This difference could be used to identify smokers at increased risk of emphysema and allow for early intervention. The findings appear this week in the Early Edition of the Proceedings of the National Academy of Sciences.
The team used multi-detector row CT imaging to measure blood flow patterns in the lungs of 41 study participants — 17 non- smokers and 24 smokers. All the participants had normal lung function, but 12 of the smokers had very subtle signs of emphysema. The CT scans showed that these 12 individuals had the most disrupted patterns of blood flow compared to the other participants.
The findings also support the idea that abnormal blood flow occurs before emphysema develops.

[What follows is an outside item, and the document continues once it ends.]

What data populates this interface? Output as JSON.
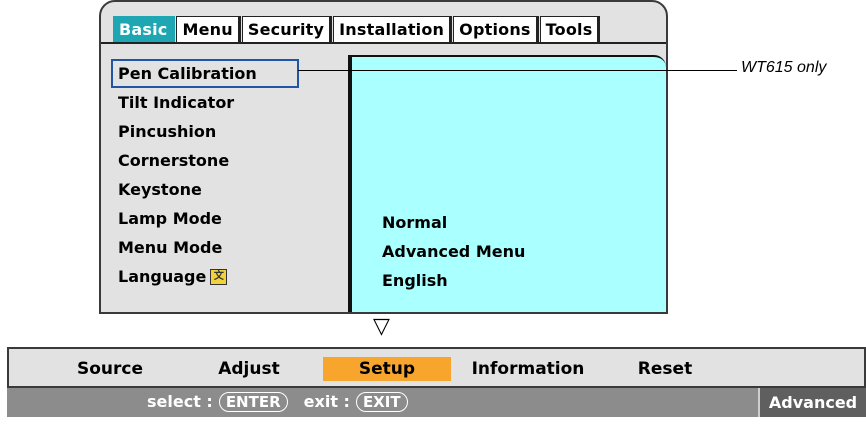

As many as 24 million Americans have chronic obstructive pulmonary disease (COPD) — a group of serious lung diseases that includes emphysema — and COPD is the fourth leading cause of death in the United States. Because COPD is a group of different diseases, identifying more effective treatments may hinge on distinguishing between these diseases and targeting them separately.
“We have developed a new tool to detect early emphysema-related changes that occur in smokers who are susceptible to the disease,” said lead study author Eric Hoffman, UI professor of radiology, internal medicine and biomedical engineering. “Our discovery may also help researchers understand the underlying causes of this disease and help distinguish this type of emphysema from other forms of chronic obstructive pulmonary disease. This type of CT scan could even be a tool to test the effectiveness of new therapies by looking at the changes in lung blood flow.”
“Although the underlying causes of emphysema are not well understood, smoking increases the risk of developing the disease,” Hoffman said. “Our study suggests that some smokers have an abnormal response to inflammation in their lungs; instead of sending more blood to the inflamed areas to help repair the damage, blood flow is turned off and the inflamed areas deteriorate.”